What is expected
Would you copy each line of the data below that has "Peter"?
——
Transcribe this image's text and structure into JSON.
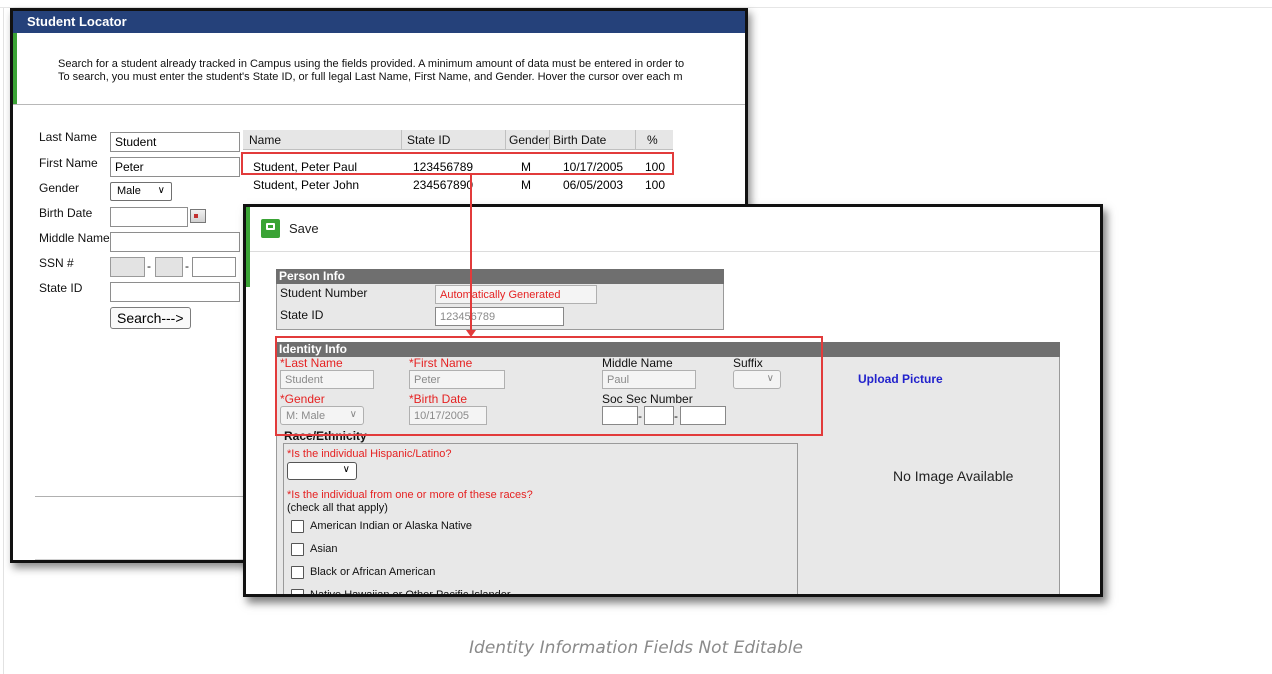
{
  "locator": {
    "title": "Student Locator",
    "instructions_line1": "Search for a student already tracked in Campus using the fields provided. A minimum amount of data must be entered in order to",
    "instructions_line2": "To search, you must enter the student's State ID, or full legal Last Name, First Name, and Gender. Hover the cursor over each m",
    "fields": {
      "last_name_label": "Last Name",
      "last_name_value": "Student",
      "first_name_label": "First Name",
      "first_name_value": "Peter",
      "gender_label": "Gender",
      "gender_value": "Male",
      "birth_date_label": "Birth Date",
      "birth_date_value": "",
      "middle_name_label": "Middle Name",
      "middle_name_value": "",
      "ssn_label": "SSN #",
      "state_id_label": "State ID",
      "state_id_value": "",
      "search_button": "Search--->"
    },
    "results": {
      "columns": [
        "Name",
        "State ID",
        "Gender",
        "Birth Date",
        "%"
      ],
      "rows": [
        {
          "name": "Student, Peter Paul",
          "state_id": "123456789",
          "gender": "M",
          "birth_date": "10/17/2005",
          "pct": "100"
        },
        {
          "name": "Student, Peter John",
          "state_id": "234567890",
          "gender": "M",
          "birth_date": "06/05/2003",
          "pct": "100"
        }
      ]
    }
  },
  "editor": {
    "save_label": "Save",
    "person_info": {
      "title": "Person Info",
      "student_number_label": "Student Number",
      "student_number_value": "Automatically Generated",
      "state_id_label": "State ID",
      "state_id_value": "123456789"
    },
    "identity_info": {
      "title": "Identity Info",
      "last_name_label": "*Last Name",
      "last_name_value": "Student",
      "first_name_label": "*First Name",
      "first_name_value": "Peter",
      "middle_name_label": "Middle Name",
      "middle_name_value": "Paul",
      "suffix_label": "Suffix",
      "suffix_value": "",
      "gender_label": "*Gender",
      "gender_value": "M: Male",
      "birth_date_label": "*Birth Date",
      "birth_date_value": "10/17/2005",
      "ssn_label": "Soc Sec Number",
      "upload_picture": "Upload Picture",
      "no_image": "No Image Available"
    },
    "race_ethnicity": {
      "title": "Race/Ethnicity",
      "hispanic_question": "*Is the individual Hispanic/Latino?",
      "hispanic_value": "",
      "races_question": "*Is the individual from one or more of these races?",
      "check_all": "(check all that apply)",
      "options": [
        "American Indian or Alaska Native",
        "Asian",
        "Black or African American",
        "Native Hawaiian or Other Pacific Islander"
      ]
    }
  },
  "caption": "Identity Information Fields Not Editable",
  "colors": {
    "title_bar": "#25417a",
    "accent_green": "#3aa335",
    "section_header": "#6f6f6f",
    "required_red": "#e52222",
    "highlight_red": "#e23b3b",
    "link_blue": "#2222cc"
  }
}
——
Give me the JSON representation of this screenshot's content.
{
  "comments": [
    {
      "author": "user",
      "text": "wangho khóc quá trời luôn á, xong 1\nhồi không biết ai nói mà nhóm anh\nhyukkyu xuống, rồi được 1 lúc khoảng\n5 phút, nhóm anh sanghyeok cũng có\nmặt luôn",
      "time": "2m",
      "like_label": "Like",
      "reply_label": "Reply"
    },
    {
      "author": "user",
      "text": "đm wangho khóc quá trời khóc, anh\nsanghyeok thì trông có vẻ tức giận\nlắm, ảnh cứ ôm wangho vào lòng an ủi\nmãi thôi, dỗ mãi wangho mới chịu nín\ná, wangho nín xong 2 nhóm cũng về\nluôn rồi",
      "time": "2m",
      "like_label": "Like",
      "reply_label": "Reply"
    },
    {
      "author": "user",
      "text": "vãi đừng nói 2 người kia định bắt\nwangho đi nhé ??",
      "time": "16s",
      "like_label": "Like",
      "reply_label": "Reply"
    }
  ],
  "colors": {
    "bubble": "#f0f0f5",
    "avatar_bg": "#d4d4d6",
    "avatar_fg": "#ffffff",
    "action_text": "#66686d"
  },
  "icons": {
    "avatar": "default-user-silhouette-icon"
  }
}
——
Task response
      "first_name_value": "Peter",
          "name": "Student, Peter Paul",
          "name": "Student, Peter John",
      "first_name_value": "Peter",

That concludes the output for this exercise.